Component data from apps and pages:
——

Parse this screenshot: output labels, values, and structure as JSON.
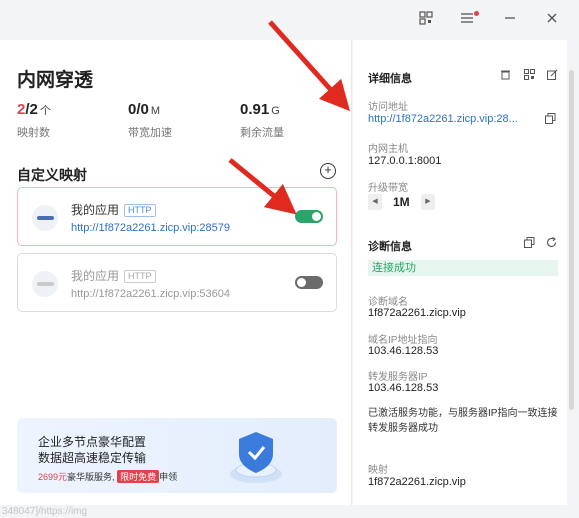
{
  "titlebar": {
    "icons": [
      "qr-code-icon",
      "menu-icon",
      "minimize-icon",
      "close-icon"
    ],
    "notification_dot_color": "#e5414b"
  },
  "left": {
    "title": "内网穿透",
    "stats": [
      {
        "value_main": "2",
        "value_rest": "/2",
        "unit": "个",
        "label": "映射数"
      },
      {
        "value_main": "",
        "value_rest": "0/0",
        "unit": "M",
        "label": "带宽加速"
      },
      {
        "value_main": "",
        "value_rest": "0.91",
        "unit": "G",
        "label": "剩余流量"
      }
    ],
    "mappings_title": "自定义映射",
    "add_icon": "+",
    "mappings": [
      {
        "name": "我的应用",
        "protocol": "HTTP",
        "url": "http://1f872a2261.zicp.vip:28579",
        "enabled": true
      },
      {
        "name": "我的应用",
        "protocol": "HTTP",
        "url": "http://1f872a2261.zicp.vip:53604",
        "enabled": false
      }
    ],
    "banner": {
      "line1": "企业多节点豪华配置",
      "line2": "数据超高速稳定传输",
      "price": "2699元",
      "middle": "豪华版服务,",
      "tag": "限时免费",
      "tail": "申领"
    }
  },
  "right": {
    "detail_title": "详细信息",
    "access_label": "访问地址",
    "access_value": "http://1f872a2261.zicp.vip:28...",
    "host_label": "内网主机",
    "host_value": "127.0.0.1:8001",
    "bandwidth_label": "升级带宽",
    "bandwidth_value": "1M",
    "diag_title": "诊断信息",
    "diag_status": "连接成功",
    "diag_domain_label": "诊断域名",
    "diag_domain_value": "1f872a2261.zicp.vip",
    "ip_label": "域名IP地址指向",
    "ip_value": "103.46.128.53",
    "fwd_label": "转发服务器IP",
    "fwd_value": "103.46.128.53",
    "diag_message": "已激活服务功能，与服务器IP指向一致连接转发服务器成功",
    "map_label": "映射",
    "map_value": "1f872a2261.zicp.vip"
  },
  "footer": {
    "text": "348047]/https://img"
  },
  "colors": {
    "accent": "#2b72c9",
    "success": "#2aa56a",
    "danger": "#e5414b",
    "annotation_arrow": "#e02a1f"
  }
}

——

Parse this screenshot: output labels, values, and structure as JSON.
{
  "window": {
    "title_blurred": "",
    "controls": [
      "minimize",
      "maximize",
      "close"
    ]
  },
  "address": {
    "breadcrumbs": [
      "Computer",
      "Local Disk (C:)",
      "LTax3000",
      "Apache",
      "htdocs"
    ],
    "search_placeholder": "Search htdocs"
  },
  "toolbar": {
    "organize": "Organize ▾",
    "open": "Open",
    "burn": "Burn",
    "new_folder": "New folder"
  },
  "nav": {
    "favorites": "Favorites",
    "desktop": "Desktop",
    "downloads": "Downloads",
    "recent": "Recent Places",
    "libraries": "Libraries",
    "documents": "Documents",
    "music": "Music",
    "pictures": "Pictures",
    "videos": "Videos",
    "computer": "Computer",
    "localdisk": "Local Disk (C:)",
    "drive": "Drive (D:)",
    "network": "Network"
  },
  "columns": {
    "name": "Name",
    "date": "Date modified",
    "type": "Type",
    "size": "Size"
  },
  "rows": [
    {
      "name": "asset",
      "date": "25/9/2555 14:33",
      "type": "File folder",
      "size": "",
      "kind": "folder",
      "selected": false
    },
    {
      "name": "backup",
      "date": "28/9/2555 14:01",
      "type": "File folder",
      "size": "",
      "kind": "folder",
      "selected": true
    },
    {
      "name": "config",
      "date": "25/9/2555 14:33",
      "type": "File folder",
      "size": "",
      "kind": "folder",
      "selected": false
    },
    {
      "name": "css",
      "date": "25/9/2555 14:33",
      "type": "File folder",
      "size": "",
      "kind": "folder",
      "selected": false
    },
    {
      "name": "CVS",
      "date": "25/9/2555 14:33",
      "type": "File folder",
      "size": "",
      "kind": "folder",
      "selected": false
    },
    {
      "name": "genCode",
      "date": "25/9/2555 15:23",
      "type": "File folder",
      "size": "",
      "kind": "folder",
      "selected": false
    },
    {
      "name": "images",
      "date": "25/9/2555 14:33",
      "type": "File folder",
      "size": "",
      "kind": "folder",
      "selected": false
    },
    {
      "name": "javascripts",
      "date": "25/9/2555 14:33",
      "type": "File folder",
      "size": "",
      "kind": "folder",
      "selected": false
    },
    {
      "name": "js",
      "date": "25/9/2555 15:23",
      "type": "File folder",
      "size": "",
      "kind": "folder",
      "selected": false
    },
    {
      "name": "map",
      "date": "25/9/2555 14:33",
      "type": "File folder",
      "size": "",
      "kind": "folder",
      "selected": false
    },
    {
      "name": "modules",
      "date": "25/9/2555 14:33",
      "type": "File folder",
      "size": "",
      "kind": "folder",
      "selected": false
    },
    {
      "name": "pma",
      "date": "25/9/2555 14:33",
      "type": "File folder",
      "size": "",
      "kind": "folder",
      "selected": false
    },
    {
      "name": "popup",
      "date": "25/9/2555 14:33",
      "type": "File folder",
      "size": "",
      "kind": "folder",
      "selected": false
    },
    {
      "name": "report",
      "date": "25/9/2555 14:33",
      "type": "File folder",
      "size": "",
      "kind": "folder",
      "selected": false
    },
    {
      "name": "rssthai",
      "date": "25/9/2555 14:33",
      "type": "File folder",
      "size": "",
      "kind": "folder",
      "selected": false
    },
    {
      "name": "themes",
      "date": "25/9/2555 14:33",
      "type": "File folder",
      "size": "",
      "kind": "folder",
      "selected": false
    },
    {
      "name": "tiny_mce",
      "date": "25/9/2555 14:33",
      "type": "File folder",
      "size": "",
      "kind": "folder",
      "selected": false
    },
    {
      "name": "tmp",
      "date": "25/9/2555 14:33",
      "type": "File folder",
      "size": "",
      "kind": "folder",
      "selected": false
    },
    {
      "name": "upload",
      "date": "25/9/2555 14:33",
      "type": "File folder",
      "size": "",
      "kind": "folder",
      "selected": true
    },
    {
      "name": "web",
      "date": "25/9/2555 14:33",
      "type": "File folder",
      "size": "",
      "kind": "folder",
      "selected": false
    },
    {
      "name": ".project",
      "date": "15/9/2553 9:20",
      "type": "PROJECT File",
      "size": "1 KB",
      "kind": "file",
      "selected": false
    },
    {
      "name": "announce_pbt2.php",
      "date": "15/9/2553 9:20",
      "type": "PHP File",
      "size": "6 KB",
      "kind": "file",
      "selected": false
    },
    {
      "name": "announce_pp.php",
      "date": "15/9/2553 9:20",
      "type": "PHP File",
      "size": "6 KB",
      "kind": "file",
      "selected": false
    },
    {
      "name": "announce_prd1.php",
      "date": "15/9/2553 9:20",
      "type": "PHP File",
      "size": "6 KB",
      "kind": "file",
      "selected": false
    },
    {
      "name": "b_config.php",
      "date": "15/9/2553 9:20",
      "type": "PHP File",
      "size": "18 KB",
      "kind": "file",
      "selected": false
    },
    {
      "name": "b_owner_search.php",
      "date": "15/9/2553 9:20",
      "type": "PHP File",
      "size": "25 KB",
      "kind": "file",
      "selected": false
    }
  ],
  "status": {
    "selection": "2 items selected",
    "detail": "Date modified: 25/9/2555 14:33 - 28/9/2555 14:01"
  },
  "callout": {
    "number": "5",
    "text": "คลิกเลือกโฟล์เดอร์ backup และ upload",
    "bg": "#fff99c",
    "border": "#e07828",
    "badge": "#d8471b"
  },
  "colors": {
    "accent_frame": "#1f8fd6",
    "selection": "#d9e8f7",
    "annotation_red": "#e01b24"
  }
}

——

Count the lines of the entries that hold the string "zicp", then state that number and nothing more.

Response to the task. 5